Is Build Back Better Born Again?

Share this post

Looking at Build Back Better – Part 2

In a surprise to most everyone, Senate Majority Leader Chuck Schumer, D-N.Y., and Sen. Joe Manchin, D-West Virginia, announced the Inflation Reduction Act of 2022 (or is it Build Back Better Redux), a proposed reconciliation bill. Manchin is known for blocking previous attempts to pass Build Back Better, which was more extensive in scope.

There does not appear to be all that many provisions that would have a direct impact on most individuals. Some provisions will impact specific taxpayers, both corporate and individual, as well as those concerned about drug pricing and energy and climate incentives. The main areas of the proposed legislation include:

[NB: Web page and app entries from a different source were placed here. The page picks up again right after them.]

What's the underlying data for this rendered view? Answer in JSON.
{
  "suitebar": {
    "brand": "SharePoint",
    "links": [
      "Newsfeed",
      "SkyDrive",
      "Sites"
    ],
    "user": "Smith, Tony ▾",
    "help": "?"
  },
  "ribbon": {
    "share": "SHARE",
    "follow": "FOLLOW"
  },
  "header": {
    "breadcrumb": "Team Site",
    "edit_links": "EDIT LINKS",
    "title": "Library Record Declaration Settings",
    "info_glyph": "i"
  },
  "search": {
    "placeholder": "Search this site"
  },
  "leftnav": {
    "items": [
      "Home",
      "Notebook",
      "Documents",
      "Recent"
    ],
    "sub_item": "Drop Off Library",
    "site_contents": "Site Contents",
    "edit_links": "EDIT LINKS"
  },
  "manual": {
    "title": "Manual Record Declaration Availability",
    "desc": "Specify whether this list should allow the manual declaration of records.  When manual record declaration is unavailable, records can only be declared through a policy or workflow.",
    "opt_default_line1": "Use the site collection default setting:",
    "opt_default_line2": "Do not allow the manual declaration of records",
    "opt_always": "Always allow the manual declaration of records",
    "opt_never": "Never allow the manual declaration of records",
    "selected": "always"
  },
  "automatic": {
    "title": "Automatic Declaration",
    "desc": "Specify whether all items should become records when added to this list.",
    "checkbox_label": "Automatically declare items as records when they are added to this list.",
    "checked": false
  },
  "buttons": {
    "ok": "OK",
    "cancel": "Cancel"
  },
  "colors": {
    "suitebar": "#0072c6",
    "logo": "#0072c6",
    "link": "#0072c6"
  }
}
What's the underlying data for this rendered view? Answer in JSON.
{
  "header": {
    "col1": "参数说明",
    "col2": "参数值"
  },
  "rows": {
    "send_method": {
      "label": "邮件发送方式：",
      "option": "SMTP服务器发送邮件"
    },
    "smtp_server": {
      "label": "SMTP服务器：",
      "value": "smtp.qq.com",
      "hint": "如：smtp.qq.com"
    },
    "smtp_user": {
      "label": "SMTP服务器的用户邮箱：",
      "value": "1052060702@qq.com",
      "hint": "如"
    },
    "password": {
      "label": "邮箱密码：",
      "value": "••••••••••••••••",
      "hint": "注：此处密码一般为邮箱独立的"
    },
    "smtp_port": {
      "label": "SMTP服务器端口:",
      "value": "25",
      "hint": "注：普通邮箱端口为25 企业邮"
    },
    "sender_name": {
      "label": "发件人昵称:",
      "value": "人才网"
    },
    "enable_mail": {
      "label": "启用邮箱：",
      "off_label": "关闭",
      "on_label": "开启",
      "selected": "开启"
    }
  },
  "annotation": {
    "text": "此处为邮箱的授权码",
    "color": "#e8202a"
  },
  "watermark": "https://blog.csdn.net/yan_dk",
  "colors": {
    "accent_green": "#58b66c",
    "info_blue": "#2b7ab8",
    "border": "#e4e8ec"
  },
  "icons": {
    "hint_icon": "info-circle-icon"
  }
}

  • 15% corporate minimum tax on company book/financial statement income;
  • Additional funding for the IRS;
  • Changes to the carried-interest tax break;
  • Health care changes (prescription drug pricing and Affordable Care Act extension); and,
  • Incentives for renewable and clean energy.

How Do These Build Back Better?

Looking at the minimum tax. It would only affect a relatively small number of corporations —those with more than $1 billion in revenue. Only about 200 corporations are that size, and many of them already pay more than 15% in tax. There will have to be significant regulations before we know how it will work. The idea behind the tax is that everyone should contribute and pay at least 15%.

The IRS funding goes toward enhancing governmental enforcement by increasing tax examinations for corporations as well as high-income individual taxpayers, In addition is will be used to improve IRS customer service and modernize technology.

The idea behind the carried-interest changes would be to eliminate favorable capital gain rates for private equity and hedge fund manager income. It would subject it to ordinary tax rates as high as 37%.

The biggest impact for the average tax practitioner will be the increased funding for the IRS. A big part of why it’s in there is to help pay for the climate change provisions, through increased enforcement and compliance. It will also help the IRS modernize their systems, and work more efficiently.